Exercise – When every entry has been read, print each one back exactly.

Data provided –
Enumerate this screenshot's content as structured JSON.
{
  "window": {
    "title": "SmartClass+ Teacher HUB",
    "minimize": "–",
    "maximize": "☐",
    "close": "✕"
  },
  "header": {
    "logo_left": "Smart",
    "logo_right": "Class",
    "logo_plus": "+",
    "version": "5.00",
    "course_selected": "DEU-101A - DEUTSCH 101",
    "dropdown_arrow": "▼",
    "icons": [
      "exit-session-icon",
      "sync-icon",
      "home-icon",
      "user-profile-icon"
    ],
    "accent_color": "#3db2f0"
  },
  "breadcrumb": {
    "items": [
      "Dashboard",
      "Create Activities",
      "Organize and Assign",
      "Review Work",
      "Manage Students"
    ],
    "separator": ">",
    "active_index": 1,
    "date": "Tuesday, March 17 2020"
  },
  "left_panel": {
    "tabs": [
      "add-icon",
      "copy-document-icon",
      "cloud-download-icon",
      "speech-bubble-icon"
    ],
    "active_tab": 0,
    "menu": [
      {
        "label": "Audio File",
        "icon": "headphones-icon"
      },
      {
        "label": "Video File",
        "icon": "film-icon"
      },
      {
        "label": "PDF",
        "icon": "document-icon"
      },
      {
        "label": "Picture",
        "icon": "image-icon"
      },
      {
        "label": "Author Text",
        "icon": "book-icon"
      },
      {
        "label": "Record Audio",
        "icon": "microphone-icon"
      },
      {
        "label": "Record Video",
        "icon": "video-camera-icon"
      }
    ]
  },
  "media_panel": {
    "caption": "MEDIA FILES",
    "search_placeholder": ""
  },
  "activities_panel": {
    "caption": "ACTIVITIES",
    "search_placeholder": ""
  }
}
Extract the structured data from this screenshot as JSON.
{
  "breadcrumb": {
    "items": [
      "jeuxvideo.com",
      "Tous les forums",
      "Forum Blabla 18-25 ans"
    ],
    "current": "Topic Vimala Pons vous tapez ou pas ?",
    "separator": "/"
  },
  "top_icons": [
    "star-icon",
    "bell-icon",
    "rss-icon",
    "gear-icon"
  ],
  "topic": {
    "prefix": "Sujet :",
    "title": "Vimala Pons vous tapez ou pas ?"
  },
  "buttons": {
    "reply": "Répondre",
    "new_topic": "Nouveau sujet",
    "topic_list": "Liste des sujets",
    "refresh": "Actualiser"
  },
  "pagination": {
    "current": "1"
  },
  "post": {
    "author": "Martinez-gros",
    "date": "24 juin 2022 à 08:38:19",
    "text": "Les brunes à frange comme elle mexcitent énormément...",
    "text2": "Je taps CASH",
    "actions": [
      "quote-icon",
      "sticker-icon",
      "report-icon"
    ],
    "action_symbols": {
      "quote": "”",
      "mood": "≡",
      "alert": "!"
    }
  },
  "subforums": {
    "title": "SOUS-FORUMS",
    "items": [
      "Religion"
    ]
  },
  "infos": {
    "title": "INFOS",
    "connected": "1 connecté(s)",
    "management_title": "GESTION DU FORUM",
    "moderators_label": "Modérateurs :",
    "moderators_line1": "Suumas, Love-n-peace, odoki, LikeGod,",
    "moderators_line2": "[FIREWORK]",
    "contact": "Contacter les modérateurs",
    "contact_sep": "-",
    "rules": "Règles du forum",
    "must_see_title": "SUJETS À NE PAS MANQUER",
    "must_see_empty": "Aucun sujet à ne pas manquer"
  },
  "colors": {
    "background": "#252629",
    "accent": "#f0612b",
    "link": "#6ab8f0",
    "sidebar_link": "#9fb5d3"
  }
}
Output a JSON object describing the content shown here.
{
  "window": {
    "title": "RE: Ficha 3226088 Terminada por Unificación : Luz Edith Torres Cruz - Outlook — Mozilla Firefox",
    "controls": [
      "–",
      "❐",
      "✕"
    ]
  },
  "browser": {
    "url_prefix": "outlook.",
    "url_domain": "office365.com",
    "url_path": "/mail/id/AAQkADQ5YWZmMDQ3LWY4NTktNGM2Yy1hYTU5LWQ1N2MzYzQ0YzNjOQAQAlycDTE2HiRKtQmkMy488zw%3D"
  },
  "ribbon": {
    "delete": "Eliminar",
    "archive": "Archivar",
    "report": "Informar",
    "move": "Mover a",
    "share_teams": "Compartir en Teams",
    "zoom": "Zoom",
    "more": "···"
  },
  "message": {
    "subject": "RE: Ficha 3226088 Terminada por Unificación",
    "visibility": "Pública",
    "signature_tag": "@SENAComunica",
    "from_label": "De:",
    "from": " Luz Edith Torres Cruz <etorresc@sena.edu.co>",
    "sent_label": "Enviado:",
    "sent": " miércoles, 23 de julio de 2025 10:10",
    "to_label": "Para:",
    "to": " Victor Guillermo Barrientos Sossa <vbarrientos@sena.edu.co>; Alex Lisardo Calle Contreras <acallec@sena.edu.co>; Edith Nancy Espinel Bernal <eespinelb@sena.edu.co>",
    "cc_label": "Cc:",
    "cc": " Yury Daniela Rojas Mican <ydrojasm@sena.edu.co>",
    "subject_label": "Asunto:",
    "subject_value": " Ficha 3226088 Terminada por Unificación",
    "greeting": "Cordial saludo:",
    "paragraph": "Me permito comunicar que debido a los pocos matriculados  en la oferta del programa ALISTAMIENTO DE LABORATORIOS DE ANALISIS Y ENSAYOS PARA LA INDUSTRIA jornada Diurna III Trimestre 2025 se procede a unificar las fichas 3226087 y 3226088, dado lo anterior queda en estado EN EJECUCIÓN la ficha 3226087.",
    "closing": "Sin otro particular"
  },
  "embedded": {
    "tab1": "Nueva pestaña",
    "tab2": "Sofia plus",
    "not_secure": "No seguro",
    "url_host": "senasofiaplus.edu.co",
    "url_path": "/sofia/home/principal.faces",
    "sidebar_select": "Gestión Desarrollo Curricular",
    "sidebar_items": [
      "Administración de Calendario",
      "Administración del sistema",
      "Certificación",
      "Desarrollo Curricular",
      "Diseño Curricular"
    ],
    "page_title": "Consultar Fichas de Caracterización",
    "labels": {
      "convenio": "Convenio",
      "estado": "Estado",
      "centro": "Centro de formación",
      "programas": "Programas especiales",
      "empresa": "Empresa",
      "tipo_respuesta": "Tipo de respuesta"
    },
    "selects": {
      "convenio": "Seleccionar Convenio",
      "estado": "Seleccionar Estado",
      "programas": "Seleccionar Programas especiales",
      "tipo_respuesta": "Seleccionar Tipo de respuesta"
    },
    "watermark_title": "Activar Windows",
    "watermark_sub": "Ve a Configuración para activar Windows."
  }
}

Result –
Enumerate this screenshot's content as structured JSON.
{
  "window": {
    "title": "SmartClass+ Teacher HUB",
    "minimize": "–",
    "maximize": "☐",
    "close": "✕"
  },
  "header": {
    "logo_left": "Smart",
    "logo_right": "Class",
    "logo_plus": "+",
    "version": "5.00",
    "course_selected": "DEU-101A - DEUTSCH 101",
    "dropdown_arrow": "▼",
    "icons": [
      "exit-session-icon",
      "sync-icon",
      "home-icon",
      "user-profile-icon"
    ],
    "accent_color": "#3db2f0"
  },
  "breadcrumb": {
    "items": [
      "Dashboard",
      "Create Activities",
      "Organize and Assign",
      "Review Work",
      "Manage Students"
    ],
    "separator": ">",
    "active_index": 1,
    "date": "Tuesday, March 17 2020"
  },
  "left_panel": {
    "tabs": [
      "add-icon",
      "copy-document-icon",
      "cloud-download-icon",
      "speech-bubble-icon"
    ],
    "active_tab": 0,
    "menu": [
      {
        "label": "Audio File",
        "icon": "headphones-icon"
      },
      {
        "label": "Video File",
        "icon": "film-icon"
      },
      {
        "label": "PDF",
        "icon": "document-icon"
      },
      {
        "label": "Picture",
        "icon": "image-icon"
      },
      {
        "label": "Author Text",
        "icon": "book-icon"
      },
      {
        "label": "Record Audio",
        "icon": "microphone-icon"
      },
      {
        "label": "Record Video",
        "icon": "video-camera-icon"
      }
    ]
  },
  "media_panel": {
    "caption": "MEDIA FILES",
    "search_placeholder": ""
  },
  "activities_panel": {
    "caption": "ACTIVITIES",
    "search_placeholder": ""
  }
}
Extract the structured data from this screenshot as JSON.
{
  "breadcrumb": {
    "items": [
      "jeuxvideo.com",
      "Tous les forums",
      "Forum Blabla 18-25 ans"
    ],
    "current": "Topic Vimala Pons vous tapez ou pas ?",
    "separator": "/"
  },
  "top_icons": [
    "star-icon",
    "bell-icon",
    "rss-icon",
    "gear-icon"
  ],
  "topic": {
    "prefix": "Sujet :",
    "title": "Vimala Pons vous tapez ou pas ?"
  },
  "buttons": {
    "reply": "Répondre",
    "new_topic": "Nouveau sujet",
    "topic_list": "Liste des sujets",
    "refresh": "Actualiser"
  },
  "pagination": {
    "current": "1"
  },
  "post": {
    "author": "Martinez-gros",
    "date": "24 juin 2022 à 08:38:19",
    "text": "Les brunes à frange comme elle mexcitent énormément...",
    "text2": "Je taps CASH",
    "actions": [
      "quote-icon",
      "sticker-icon",
      "report-icon"
    ],
    "action_symbols": {
      "quote": "”",
      "mood": "≡",
      "alert": "!"
    }
  },
  "subforums": {
    "title": "SOUS-FORUMS",
    "items": [
      "Religion"
    ]
  },
  "infos": {
    "title": "INFOS",
    "connected": "1 connecté(s)",
    "management_title": "GESTION DU FORUM",
    "moderators_label": "Modérateurs :",
    "moderators_line1": "Suumas, Love-n-peace, odoki, LikeGod,",
    "moderators_line2": "[FIREWORK]",
    "contact": "Contacter les modérateurs",
    "contact_sep": "-",
    "rules": "Règles du forum",
    "must_see_title": "SUJETS À NE PAS MANQUER",
    "must_see_empty": "Aucun sujet à ne pas manquer"
  },
  "colors": {
    "background": "#252629",
    "accent": "#f0612b",
    "link": "#6ab8f0",
    "sidebar_link": "#9fb5d3"
  }
}
Output a JSON object describing the content shown here.
{
  "window": {
    "title": "RE: Ficha 3226088 Terminada por Unificación : Luz Edith Torres Cruz - Outlook — Mozilla Firefox",
    "controls": [
      "–",
      "❐",
      "✕"
    ]
  },
  "browser": {
    "url_prefix": "outlook.",
    "url_domain": "office365.com",
    "url_path": "/mail/id/AAQkADQ5YWZmMDQ3LWY4NTktNGM2Yy1hYTU5LWQ1N2MzYzQ0YzNjOQAQAlycDTE2HiRKtQmkMy488zw%3D"
  },
  "ribbon": {
    "delete": "Eliminar",
    "archive": "Archivar",
    "report": "Informar",
    "move": "Mover a",
    "share_teams": "Compartir en Teams",
    "zoom": "Zoom",
    "more": "···"
  },
  "message": {
    "subject": "RE: Ficha 3226088 Terminada por Unificación",
    "visibility": "Pública",
    "signature_tag": "@SENAComunica",
    "from_label": "De:",
    "from": " Luz Edith Torres Cruz <etorresc@sena.edu.co>",
    "sent_label": "Enviado:",
    "sent": " miércoles, 23 de julio de 2025 10:10",
    "to_label": "Para:",
    "to": " Victor Guillermo Barrientos Sossa <vbarrientos@sena.edu.co>; Alex Lisardo Calle Contreras <acallec@sena.edu.co>; Edith Nancy Espinel Bernal <eespinelb@sena.edu.co>",
    "cc_label": "Cc:",
    "cc": " Yury Daniela Rojas Mican <ydrojasm@sena.edu.co>",
    "subject_label": "Asunto:",
    "subject_value": " Ficha 3226088 Terminada por Unificación",
    "greeting": "Cordial saludo:",
    "paragraph": "Me permito comunicar que debido a los pocos matriculados  en la oferta del programa ALISTAMIENTO DE LABORATORIOS DE ANALISIS Y ENSAYOS PARA LA INDUSTRIA jornada Diurna III Trimestre 2025 se procede a unificar las fichas 3226087 y 3226088, dado lo anterior queda en estado EN EJECUCIÓN la ficha 3226087.",
    "closing": "Sin otro particular"
  },
  "embedded": {
    "tab1": "Nueva pestaña",
    "tab2": "Sofia plus",
    "not_secure": "No seguro",
    "url_host": "senasofiaplus.edu.co",
    "url_path": "/sofia/home/principal.faces",
    "sidebar_select": "Gestión Desarrollo Curricular",
    "sidebar_items": [
      "Administración de Calendario",
      "Administración del sistema",
      "Certificación",
      "Desarrollo Curricular",
      "Diseño Curricular"
    ],
    "page_title": "Consultar Fichas de Caracterización",
    "labels": {
      "convenio": "Convenio",
      "estado": "Estado",
      "centro": "Centro de formación",
      "programas": "Programas especiales",
      "empresa": "Empresa",
      "tipo_respuesta": "Tipo de respuesta"
    },
    "selects": {
      "convenio": "Seleccionar Convenio",
      "estado": "Seleccionar Estado",
      "programas": "Seleccionar Programas especiales",
      "tipo_respuesta": "Seleccionar Tipo de respuesta"
    },
    "watermark_title": "Activar Windows",
    "watermark_sub": "Ve a Configuración para activar Windows."
  }
}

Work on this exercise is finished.